  • OBJECTIVES: To understand patient, family caregiver, and clinician impressions of early mobilization, the perceived barriers and facilitators to its implementation, and the use of in-bed cycling as a method of mobilization. DESIGN: A qualitative study, conducted as part of the Early Exercise in Critically ill Youth and Children, a preliminary Evaluation (wEECYCLE) Pilot randomized controlled trial. SETTING: McMaster Children's Hospital PICU, Hamilton, ON, Canada. PARTICIPANTS: Clinicians (i.e., physicians, nurses, and physiotherapists), family caregivers, and capable patients age greater than or equal to 8 years old who were enrolled in a clinical trial of early mobilization in critically ill children (wEECYCLE). INTERVENTION: Semistructured, face-to-face interviews using a customized interview guide for clinicians, caregivers, and patients respectively, conducted after exposure to the early mobilization intervention. MEASUREMENTS AND MAIN RESULTS: Thirty-seven participants were interviewed (19 family caregivers, four patients, and 14 clinicians). Family caregivers and clinicians described similar interrelated themes representing barriers to mobilization, namely low prioritization of mobilization by the medical team, safety concerns, the lack of physiotherapy resources, and low patient motivation. Key facilitators were family trust in the healthcare team, team engagement, an a priori belief that physical activity is important, and participation in research. Increased familiarity and specific features such as the virtual reality component and ability to execute passive and or active mobilization helped to engage critically ill children in in-bed cycling. CONCLUSIONS: Clinicians, patients, and families were highly supportive of mobilization in critically ill children; however, concerns were identified with respect to how and when to execute this practice. Understanding key stakeholder perspectives enables the development of strategies to facilitate the implementation of early mobilization and in-bed cycling, not just in the context of a clinical trial but also within the culture of practice in a PICU.

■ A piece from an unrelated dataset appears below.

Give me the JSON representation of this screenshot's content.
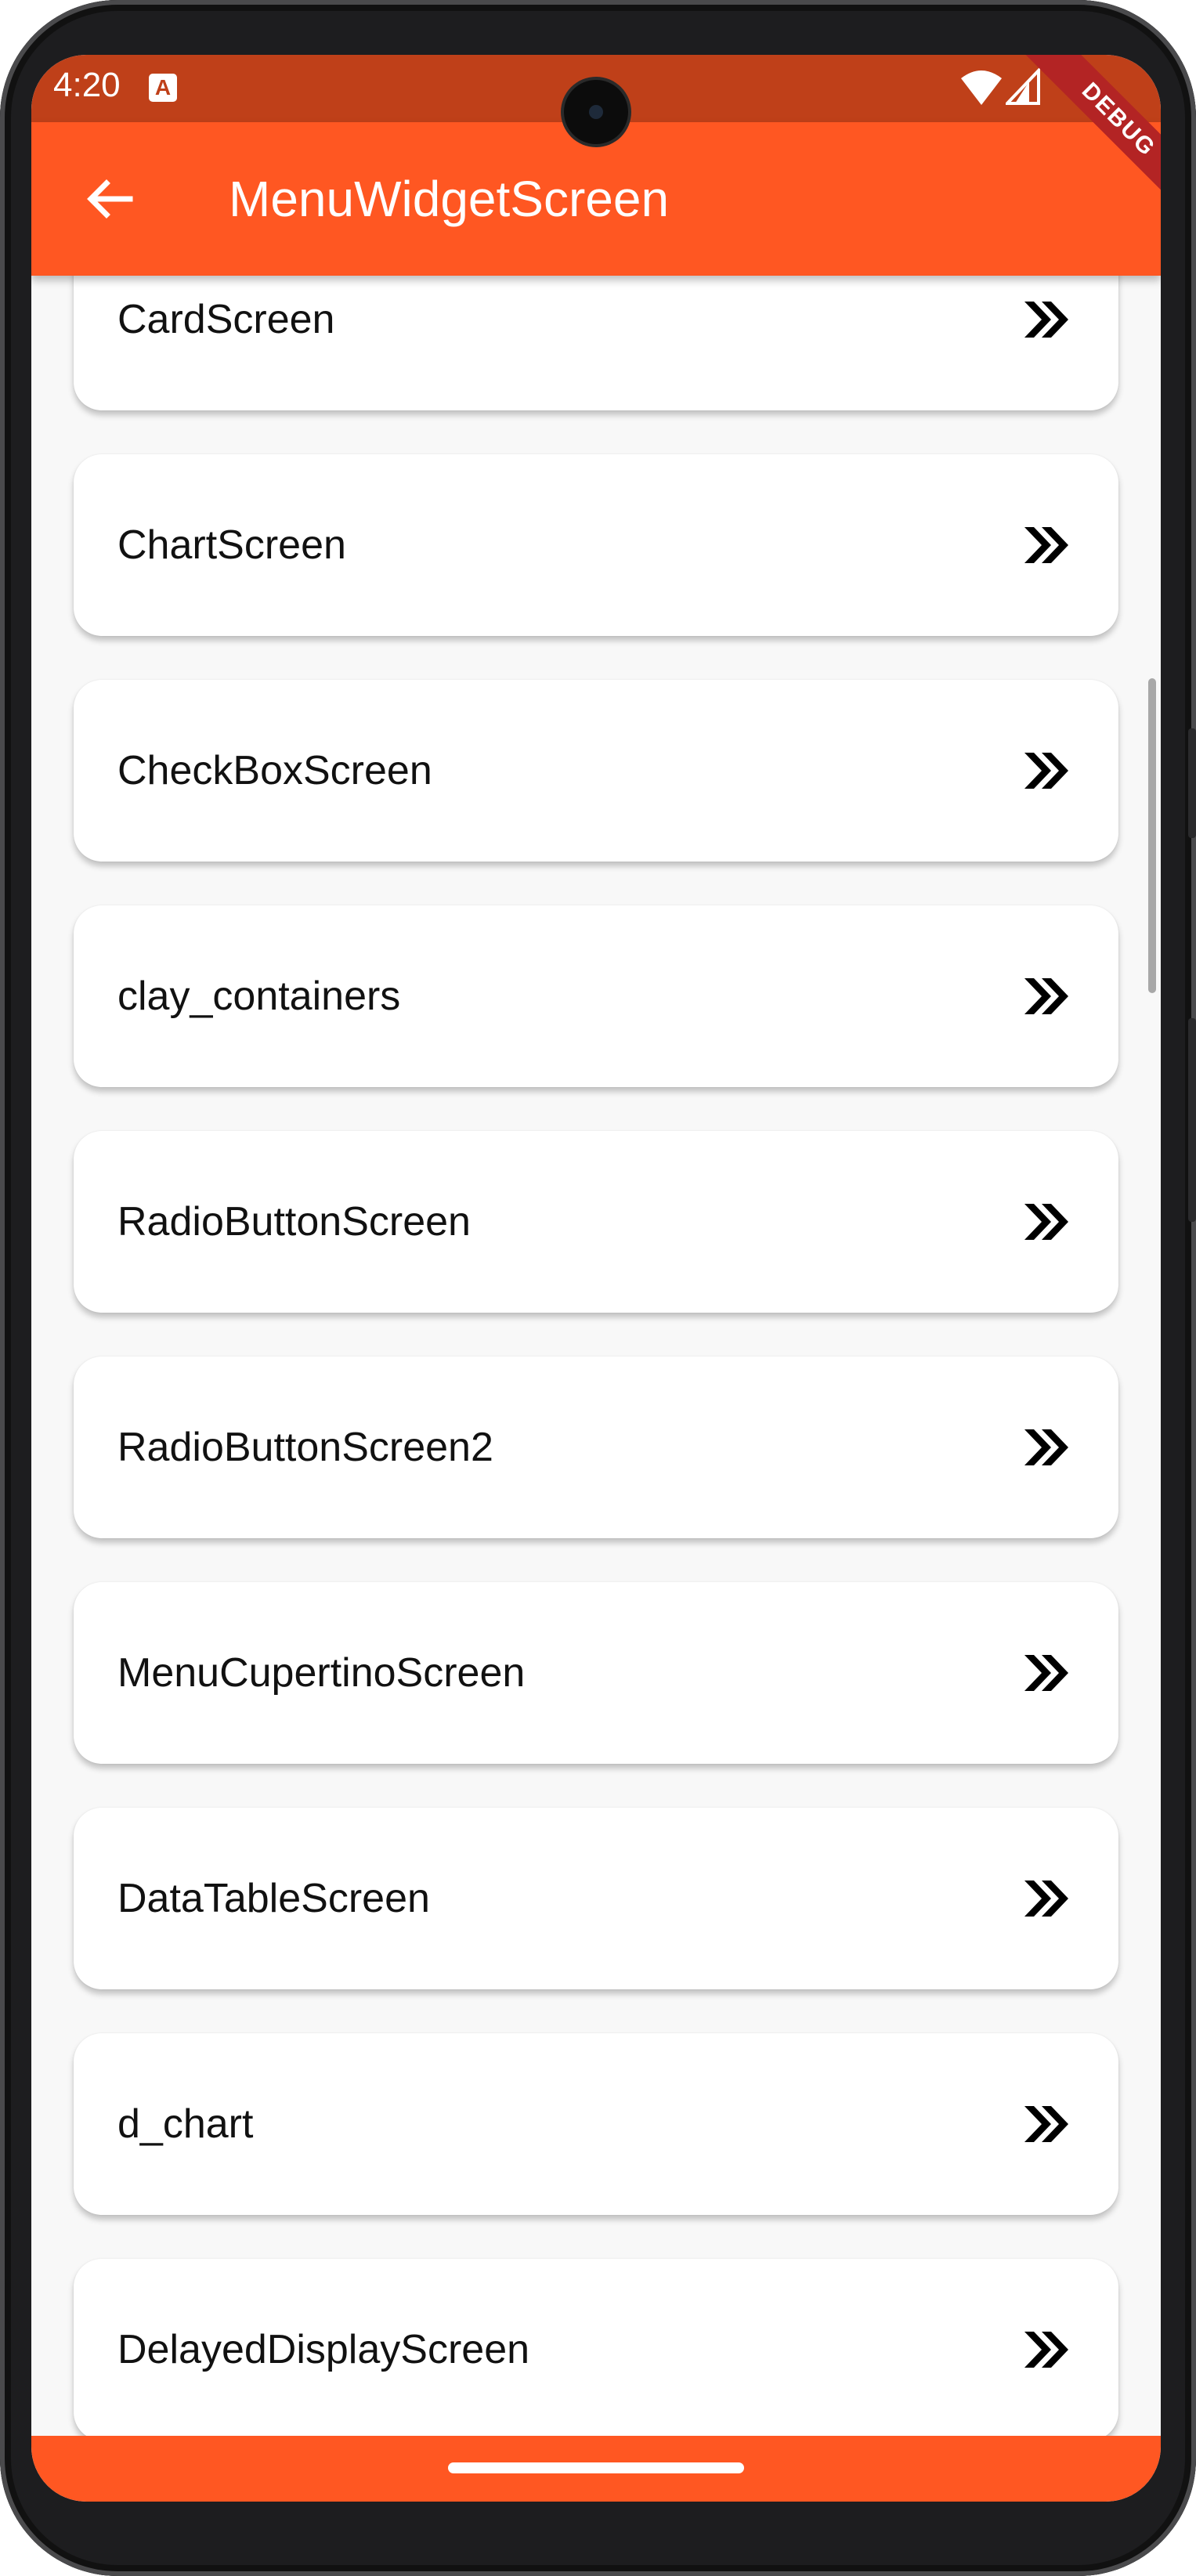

authors

  • Zheng, Katina
  • Sarti, Aimee
  • Boles, Sama
  • Cameron, Saoirse
  • Carlisi, Robert
  • Clark, Heather
  • Khawaji, Adeeb
  • Awladthani, Saif
  • Al-Harbi, Samah
  • Choong, Karen Li-mei

publication date

  • April 2018